Labour rights are to be extended to this large, female—and largely informal—sector.
In Spain in 2011, a royal decree updated regulation of the special employment relationship of domestic workers. It paved the way for ratification of the International Labour Organization Domestic Workers Convention (no. 189) of that year.
While this enhanced the labour and social-security rights of domestic workers, in two areas equality was still denied: compensation for unfair dismissal and protection against unemployment. The former was substantially lower than that for other employees and domestic workers had no right to protection against unemployment.
According to the latest data from the Working Population Survey, there are 545,700 domestic workers in Spain, 89 per cent of whom are women. The latest figures on social-security contribution would however indicate 368,848 (95 per cent female). The discrepancy reflects the extent of informal employment in the sector.
More than a decade on, the royal decree-law which the Council of Ministers has just approved ensures that domestic workers will finally enjoy the same rights as other employees. The fact that most of these workers are women means it represents an advance for gender equality in the labour market.
Our job is keeping you informed!
Subscribe to our free newsletter and stay up to date with the latest Social Europe content. We will never send you spam and you can unsubscribe anytime.
The new law
Under the new law, if domestic workers are dismissed and their dismissal is deemed unfair (unjustified), the compensation will be 33 days of their wage for each year of service—not 20 days as before. ‘Objective’ reasons are now delimited, according to which the employment contract can legitimately be extinguished: a decrease in income of the family unit, a change in the family’s needs or ‘behaviour by the worker that reasonably and proportionately substantiates the loss of trust by the employer’. In these three cases, the compensation will remain at 12 days of the wage for each year of service, but the reasons are significantly restricted, especially the last.

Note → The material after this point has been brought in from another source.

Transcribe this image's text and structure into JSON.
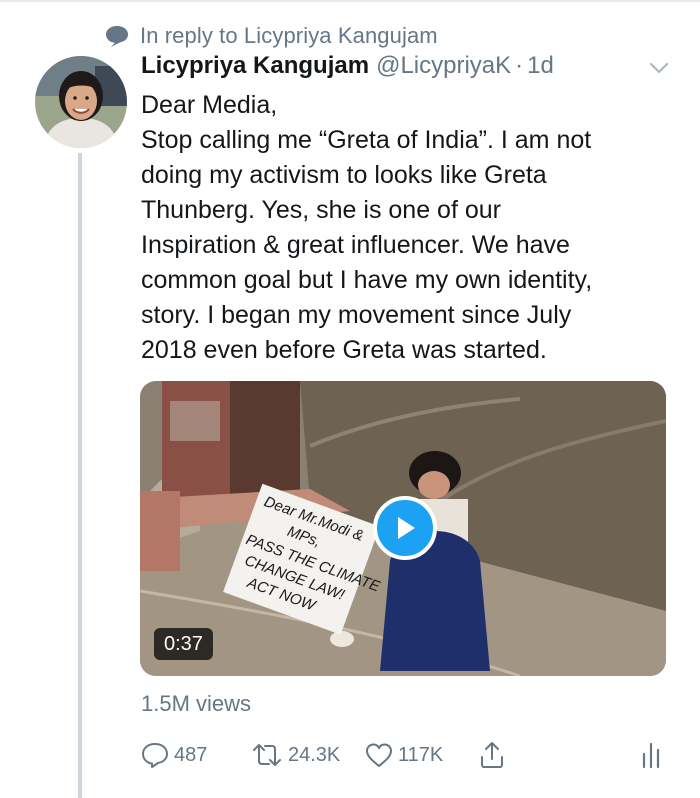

Previously, an employer could freely withdraw from the employment contract on the basis solely of having lost trust in the person employed in their home. Now this is only possible when there is behaviour which could ‘reasonably and proportionately’ be understood as causing such a loss of trust.
Finally, the Wage Guarantee Fund (Fondo de Garantía Salarial) will pay the dismissal compensation of domestic workers whenever the employer would be insolvent. This it does for all companies.
In February this year, the Court of Justice of the European Union deemed the lack of protection against unemployment for domestic workers in Spain to constitute indirect discrimination against women. Under the decree, this right to protection is now recognised.
The scheme is the same as for all other workers, with no special feature beyond a discount of 80 per cent in the unemployment contributions which the employer will have to pay. This is a very important incentive, so that family units do not perceive the payment of such contributions as an increased cost of the work in their home, and therefore the new regulation should not lead to a loss or flatlining of employment in this sector.
Two measures complement the new law. The first safeguards the health and safety of domestic workers. The Occupational Risk Prevention Law of 1995 had excluded these workers from its scope of application. Now it is expressly recognised that ‘workers have a right to effective protection regarding occupational health and safety, especially within the scope of preventing violence against women’.
The second measure relates to those who work fewer than 60 hours per month as domestic workers. In this regard, one of the features of the 2011 decree has been recuperated, mandating that employers pay the social-security contributions of workers regardless of hours worked (this had been removed in 2012).
From 1 January 1st, employers will, just like companies, once again be responsible for assuming the obligation to register for social security and pay the corresponding contributions for domestic workers. The purpose of this measure, above all, is to make informal employment formal and legal—something especially necessary in this sector.
We need your support
Social Europe is an independent publisher and we believe in freely available content. For this model to be sustainable, however, we depend on the solidarity of our readers. Become a Social Europe member for less than 5 Euro per month and help us produce more articles, podcasts and videos. Thank you very much for your support!
A Spanish version of this article appeared in The Conversation
Luz Rodríguez is professor of labour law at the University of Castilla-La Mancha. Her latest books are Plataformas Digitales y Mercado de Trabajo (2019) and Tecnología y Trabajo: el impacto de la revolución digital en los derechos laborales y la protección social (2021).